▶ _INSTRUCTIONS TO FOLLOW_: Filter this material down to the lines that contain the string "title", and return those lines.

▶ _RECORD EXTRACTS_:

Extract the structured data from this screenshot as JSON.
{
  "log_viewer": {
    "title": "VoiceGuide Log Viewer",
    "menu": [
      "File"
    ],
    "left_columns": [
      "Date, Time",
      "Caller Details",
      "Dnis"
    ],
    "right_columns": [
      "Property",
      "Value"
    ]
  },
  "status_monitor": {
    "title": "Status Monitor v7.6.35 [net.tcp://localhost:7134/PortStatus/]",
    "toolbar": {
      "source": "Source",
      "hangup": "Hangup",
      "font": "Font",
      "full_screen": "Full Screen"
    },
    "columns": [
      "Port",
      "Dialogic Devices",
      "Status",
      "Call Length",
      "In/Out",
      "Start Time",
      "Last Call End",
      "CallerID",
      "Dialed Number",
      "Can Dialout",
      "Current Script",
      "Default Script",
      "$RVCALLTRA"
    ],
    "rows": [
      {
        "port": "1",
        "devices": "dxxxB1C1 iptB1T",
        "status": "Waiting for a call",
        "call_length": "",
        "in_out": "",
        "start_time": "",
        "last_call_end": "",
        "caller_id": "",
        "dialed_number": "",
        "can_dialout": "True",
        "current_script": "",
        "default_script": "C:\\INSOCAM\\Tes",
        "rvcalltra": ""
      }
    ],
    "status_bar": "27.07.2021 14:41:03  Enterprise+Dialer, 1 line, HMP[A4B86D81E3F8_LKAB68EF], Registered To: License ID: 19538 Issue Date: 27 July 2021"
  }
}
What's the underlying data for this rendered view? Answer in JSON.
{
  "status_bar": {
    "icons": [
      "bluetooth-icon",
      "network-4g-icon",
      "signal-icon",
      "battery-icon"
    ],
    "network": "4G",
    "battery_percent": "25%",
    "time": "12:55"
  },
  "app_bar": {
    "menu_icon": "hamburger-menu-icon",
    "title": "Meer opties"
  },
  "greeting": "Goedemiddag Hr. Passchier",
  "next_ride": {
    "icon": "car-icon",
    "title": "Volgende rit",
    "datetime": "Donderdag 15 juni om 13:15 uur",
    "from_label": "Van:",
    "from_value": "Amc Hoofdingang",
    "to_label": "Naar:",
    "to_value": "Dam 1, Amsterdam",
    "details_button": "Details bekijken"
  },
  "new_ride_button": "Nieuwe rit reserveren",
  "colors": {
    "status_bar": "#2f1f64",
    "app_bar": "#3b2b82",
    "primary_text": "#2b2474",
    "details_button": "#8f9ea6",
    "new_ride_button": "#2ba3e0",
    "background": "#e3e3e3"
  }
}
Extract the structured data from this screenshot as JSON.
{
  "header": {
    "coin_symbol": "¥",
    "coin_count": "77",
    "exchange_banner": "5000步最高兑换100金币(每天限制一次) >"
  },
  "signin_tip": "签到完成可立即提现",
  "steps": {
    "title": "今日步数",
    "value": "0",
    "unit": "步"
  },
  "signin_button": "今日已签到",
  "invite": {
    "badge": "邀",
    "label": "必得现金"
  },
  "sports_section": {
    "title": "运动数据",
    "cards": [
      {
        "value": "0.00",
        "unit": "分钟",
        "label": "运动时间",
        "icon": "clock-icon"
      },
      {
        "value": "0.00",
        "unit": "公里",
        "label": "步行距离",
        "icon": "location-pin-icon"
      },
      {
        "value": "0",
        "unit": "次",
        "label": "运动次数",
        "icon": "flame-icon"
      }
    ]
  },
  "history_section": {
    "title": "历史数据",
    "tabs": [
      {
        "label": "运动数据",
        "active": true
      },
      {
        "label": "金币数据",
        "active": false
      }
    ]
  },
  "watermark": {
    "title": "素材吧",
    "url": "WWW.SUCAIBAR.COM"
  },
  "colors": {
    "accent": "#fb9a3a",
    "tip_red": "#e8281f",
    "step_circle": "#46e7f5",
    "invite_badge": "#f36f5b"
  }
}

▶ _RESPONSE TO THIS TASK_:
    "title": "VoiceGuide Log Viewer",
    "title": "Status Monitor v7.6.35 [net.tcp://localhost:7134/PortStatus/]",
    "title": "Meer opties"
    "title": "Volgende rit",
    "title": "今日步数",
    "title": "运动数据",
    "title": "历史数据",
    "title": "素材吧",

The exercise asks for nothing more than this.